Microsimulation approaches to studying shocks and social protection in selected developing economies
This paper calculates automatic stabilization in Ghana, South Africa, and Ecuador to explain income cushioning amid income and demand shocks. Fiscal policies within these countries are also stress tested to gauge welfare contingencies and insurance. A discretionary action approach is adopted for Ghana as it fails shock resistance tests by introducing additional safety nets that improve welfare. For the three countries, income stabilization ranges from 1 to 22 per cent while demand stabilization ranges from 4 to 25 per cent. Ranging from nil to 46 per cent, a new concept of poverty stabilization is formalized to measure vulnerability.

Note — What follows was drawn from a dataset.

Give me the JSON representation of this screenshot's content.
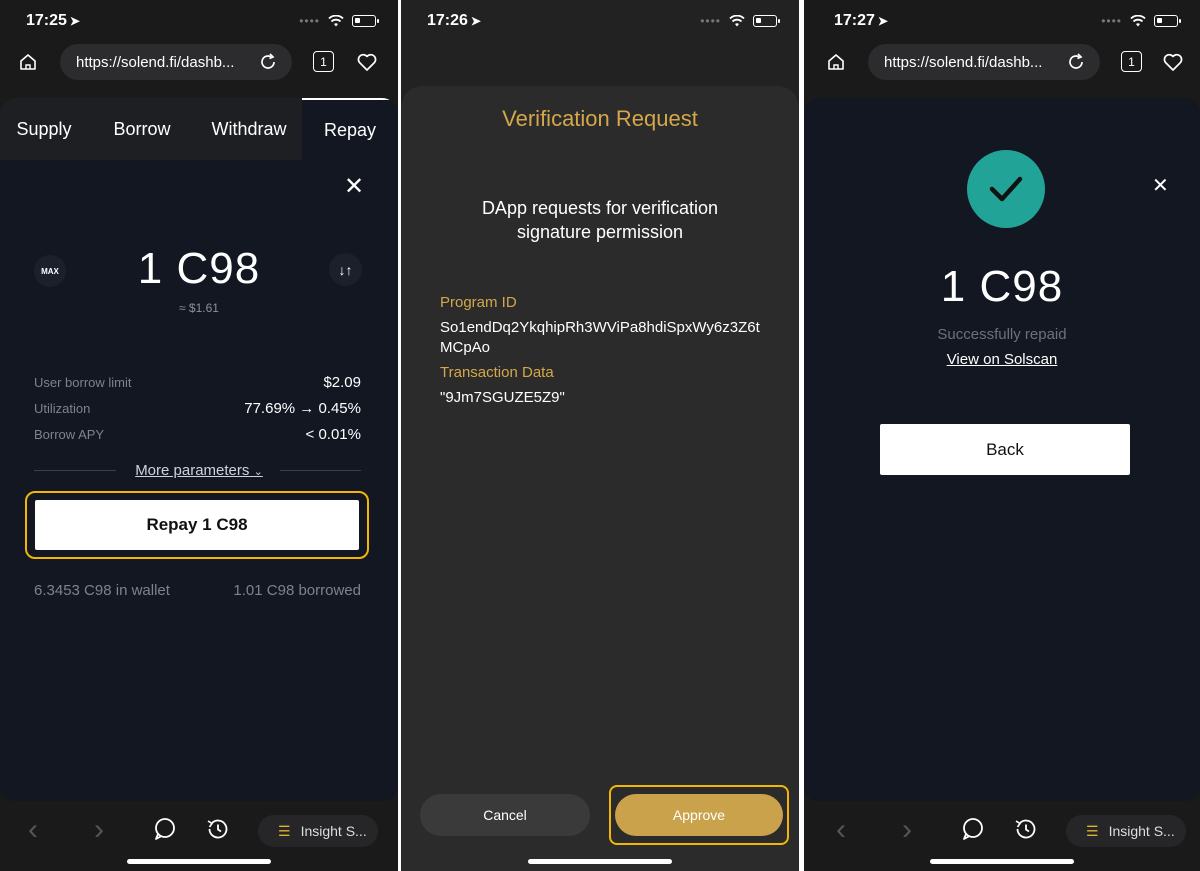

Results from the study reveal how the existing social policy structure cushions households.